■ **Task goal**: All that is needed is each line of the entries holding the word "text", copied as it stands.

Stored records:
= = =

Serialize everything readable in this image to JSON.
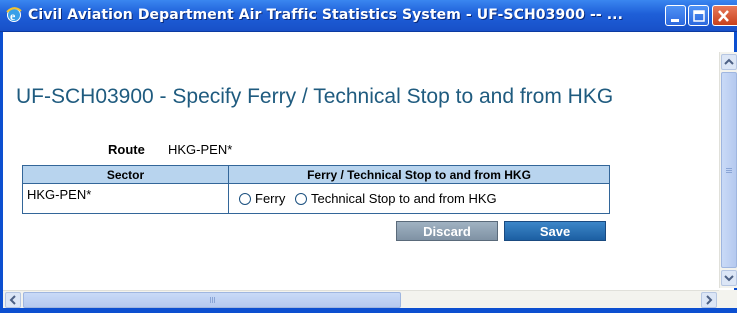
{
  "window": {
    "title": "Civil Aviation Department Air Traffic Statistics System - UF-SCH03900 -- ..."
  },
  "page": {
    "heading": "UF-SCH03900 - Specify Ferry / Technical Stop to and from HKG"
  },
  "route": {
    "label": "Route",
    "value": "HKG-PEN*"
  },
  "table": {
    "headers": [
      "Sector",
      "Ferry / Technical Stop to and from HKG"
    ],
    "rows": [
      {
        "sector": "HKG-PEN*",
        "options": [
          "Ferry",
          "Technical Stop to and from HKG"
        ]
      }
    ]
  },
  "buttons": {
    "discard": "Discard",
    "save": "Save"
  },
  "icons": {
    "app": "ie-icon",
    "minimize": "minimize-icon",
    "maximize": "maximize-icon",
    "close": "close-icon"
  },
  "colors": {
    "titlebar": "#1e5fd8",
    "heading": "#1f5b7f",
    "table_header": "#b8d4ee",
    "save_button": "#1c5fa2",
    "discard_button": "#8a9cae"
  }
}
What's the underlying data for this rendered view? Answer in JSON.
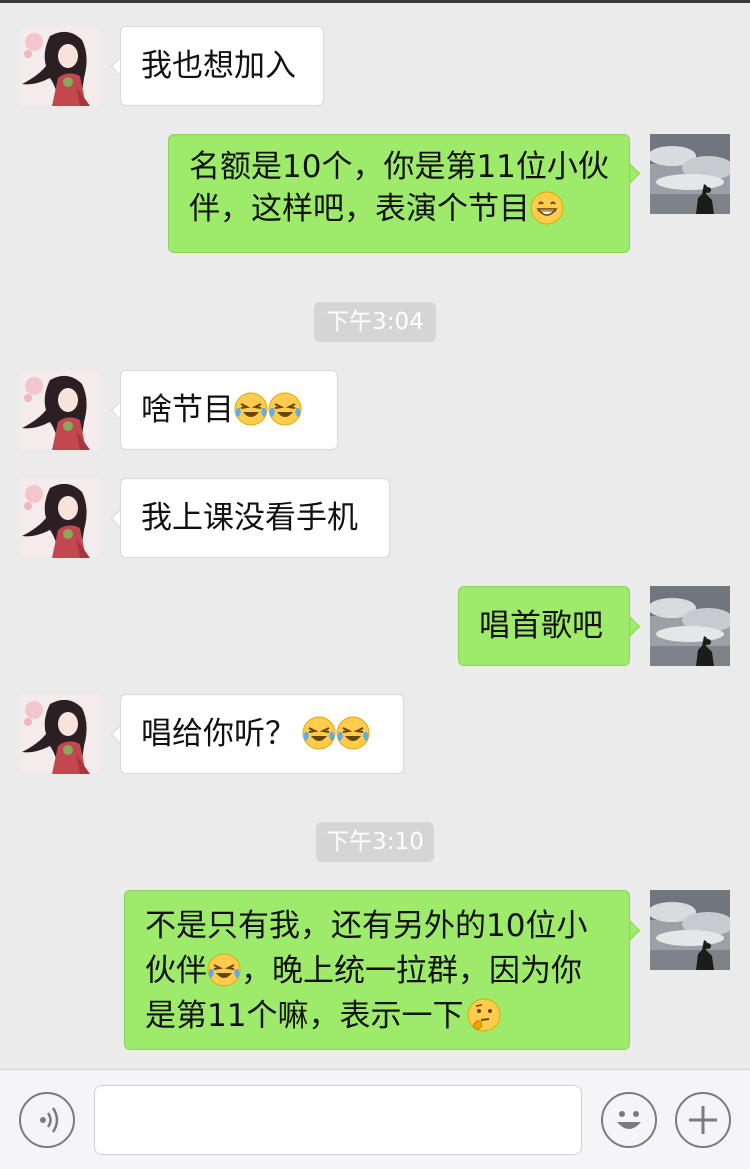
{
  "timestamps": [
    "下午3:04",
    "下午3:10"
  ],
  "messages": [
    {
      "side": "in",
      "text": "我也想加入"
    },
    {
      "side": "out",
      "line1": "名额是10个，你是第11位小伙",
      "line2": "伴，这样吧，表演个节目",
      "emoji": "grin-emoji"
    },
    {
      "side": "in",
      "text": "啥节目",
      "emoji": "crying-laughing-emoji"
    },
    {
      "side": "in",
      "text": "我上课没看手机"
    },
    {
      "side": "out",
      "text": "唱首歌吧"
    },
    {
      "side": "in",
      "text": "唱给你听？",
      "emoji": "crying-laughing-emoji"
    },
    {
      "side": "out",
      "line1": "不是只有我，还有另外的10位小",
      "line2a": "伙伴",
      "line2b": "，晚上统一拉群，因为你",
      "line3": "是第11个嘛，表示一下",
      "emoji1": "crying-laughing-emoji",
      "emoji2": "thinking-face-emoji"
    }
  ],
  "input": {
    "value": "",
    "voice_icon": "voice-icon",
    "emoji_icon": "smiley-icon",
    "more_icon": "plus-icon"
  },
  "colors": {
    "background": "#ebebeb",
    "outgoing_bubble": "#9eea6a",
    "incoming_bubble": "#ffffff",
    "timestamp_bg": "#d5d5d5"
  }
}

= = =

■ **Solved exercise**:
      "text": "我也想加入"
      "text": "啥节目",
      "text": "我上课没看手机"
      "text": "唱首歌吧"
      "text": "唱给你听？",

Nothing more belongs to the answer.